This M’sian mum became a taxi driver 20 years ago for her family. Now, she drives for the love of it

·4-min read
Chong was determined to bounce back after losing her job as a credit controller in the early 2000s. — Picture courtesy of Fiona Chong Kam Mooi
Chong was determined to bounce back after losing her job as a credit controller in the early 2000s. — Picture courtesy of Fiona Chong Kam Mooi

PETALING JAYA, May 7 — It takes a lot of guts to transition to a new line of work no matter how old you are.

For Fiona Chong Kam Mooi, the thought of her children and their futures was enough to give her the confidence to start over in her career.

After losing her job as a credit controller during the early 2000s, Chong decided to get a fresh start and become a taxi driver.

It was a bold move, especially since she was stepping into an industry where women were few and far between.

Now aged 66, Chong has spent over 20 years on the road and is one of Malaysia’s oldest female taxi drivers.

In conjunction with Mother’s Day this Sunday, Malay Mail spoke to Chong about why she got into the driver’s seat and the difficulties she faced going into a male-dominated field.

The mother-of-four said that the high cost of living in a city meant that she and her husband both needed to pull their weight to provide a good life for their kids.

“In Malaysia, where the standard of living in the city is high, a one-man show is not enough to support a family, even more so as a mother of four children.

“Because I want to provide the best to my children, I had to become the next breadwinner for my family,” said Chong.

It was an uphill battle to get to grips with her new job especially since she didn’t have the help of modern navigation tools.

In the days before Waze and Google Maps, Chong had to learn her routes in Kuala Lumpur the old-fashioned way.

“When I started, there was no GPS so I needed to familiarise myself with all the road names, routes, rules, and regulations.

“I learned the routes through a map or even through my passengers but it (was) difficult if I was ferrying a tourist or a foreign passenger.

“I either (learned) on my own or asked my taxi colleagues but eventually, I became an expert in navigation on Malaysian roads.”

Taking on a ‘man’s job’

Chong had to tackle her fair share of gender stereotypes when she first became a taxi driver. — Picture courtesy of Fiona Chong Kam Mooi
Chong had to tackle her fair share of gender stereotypes when she first became a taxi driver. — Picture courtesy of Fiona Chong Kam Mooi

It wasn’t easy for Chong at the beginning as the lack of female taxi drivers meant it was normal for people to see it as a “man’s job.”

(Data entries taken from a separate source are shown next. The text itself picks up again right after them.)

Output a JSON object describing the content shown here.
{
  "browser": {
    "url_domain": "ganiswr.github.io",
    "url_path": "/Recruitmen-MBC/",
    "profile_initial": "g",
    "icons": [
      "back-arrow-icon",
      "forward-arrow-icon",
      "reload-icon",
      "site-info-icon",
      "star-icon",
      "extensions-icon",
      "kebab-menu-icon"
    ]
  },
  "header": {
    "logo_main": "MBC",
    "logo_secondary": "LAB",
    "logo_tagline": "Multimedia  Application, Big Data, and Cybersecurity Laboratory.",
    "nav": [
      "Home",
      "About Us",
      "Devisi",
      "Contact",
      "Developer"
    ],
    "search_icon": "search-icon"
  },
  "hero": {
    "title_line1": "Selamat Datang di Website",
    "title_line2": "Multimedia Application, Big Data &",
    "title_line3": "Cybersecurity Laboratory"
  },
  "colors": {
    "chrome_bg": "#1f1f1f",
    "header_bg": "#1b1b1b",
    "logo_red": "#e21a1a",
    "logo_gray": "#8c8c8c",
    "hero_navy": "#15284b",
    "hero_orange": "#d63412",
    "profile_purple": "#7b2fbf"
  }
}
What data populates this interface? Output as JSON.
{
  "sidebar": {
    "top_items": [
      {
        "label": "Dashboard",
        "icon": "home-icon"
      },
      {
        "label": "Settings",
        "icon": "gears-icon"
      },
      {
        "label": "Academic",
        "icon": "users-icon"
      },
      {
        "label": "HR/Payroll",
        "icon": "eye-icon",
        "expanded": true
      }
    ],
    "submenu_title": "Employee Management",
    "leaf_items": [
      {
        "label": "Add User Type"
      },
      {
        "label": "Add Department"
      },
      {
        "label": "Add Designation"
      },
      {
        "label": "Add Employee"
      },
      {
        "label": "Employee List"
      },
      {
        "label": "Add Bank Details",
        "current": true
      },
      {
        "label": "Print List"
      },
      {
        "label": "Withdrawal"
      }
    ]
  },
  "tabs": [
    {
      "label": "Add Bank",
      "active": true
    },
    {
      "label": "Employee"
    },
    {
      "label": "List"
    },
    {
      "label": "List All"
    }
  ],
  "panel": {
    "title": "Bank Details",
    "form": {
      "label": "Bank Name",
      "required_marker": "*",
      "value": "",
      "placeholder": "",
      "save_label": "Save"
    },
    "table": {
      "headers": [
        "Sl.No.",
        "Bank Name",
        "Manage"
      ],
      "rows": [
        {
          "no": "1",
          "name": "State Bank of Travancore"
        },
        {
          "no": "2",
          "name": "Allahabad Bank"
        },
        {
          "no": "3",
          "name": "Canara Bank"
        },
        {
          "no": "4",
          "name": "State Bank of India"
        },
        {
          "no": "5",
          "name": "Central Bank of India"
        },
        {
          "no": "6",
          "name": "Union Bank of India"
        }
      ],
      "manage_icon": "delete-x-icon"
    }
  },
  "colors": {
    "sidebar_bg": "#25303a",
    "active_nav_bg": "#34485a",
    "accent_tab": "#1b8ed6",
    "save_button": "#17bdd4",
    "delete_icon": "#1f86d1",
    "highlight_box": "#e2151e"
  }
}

She was also treated coldly by some of her male colleagues who were reluctant to share the roads with a female taxi driver.

“When I started, it was not common at all to see a female taxi driver in Malaysia.

“It has always been the assumption that it’s a “man’s job”.

“I had some male taxi drivers who felt threatened by my presence and saw me as a competitor in the race for their livelihoods and bread and butter,” said Chong.

Despite the hurdles, Chong was determined to press forward and prove her worth.

She spent her days not only working on her driving but learning the finer details of being a top-notch taxi driver as well.

This included customer service skills and the ability to pick out areas where she could find customers easily.

“I had to learn from scratch about the taxi business and industry and how to be a good taxi driver.

“It is definitely not an easy job. It is not just your skills in driving but I also needed to learn how to navigate the roads, deal with customers, find new rides, and more.”

Adapting to new challenges

Chong (front row, left) pictured with her family. — Picture courtesy of Fiona Chong Kam Mooi
Chong (front row, left) pictured with her family. — Picture courtesy of Fiona Chong Kam Mooi

Like many Malaysians, Chong was faced with several career challenges after the Covid-19 pandemic hit last year.

The movement control order and the resulting travel limitations meant that passengers were hard to come by.

Chong realised that she would have to adapt once again to the situation, just as she did two decades ago when she first lost her job.

She joined the e-hailing app Grab in October 2020 despite not being very tech-savvy and sought help from her kids and the platform’s help centre for guidance.

“I joined Grab after being asked (to do so) by my regular customers but I did hesitate because I am not tech proficient.

“This whole experience has taught me that in order to change a situation, I myself have to make the change.

“There is a first time for everything. I take it as a challenge and learn it step by step.”

What started as a way to earn a living has become a full-fledged passion and she has no plans to stop driving anytime soon as long as she’s fit to do so.

She loves how her job lets her meet people from various backgrounds and is proud of the fact that she can still earn pocket money at her age.

Ultimately, working hard for her kids has given her the greatest gift knowing that her children are grown up now and paving their own way in life.

“It has been a long and hard journey, but it’s been a pleasure to be a mother and I would like to say to all mothers, just enjoy being a mother.

“Now that my kids are all grown up and are thriving, I know that all my hardships and work has been worth it.”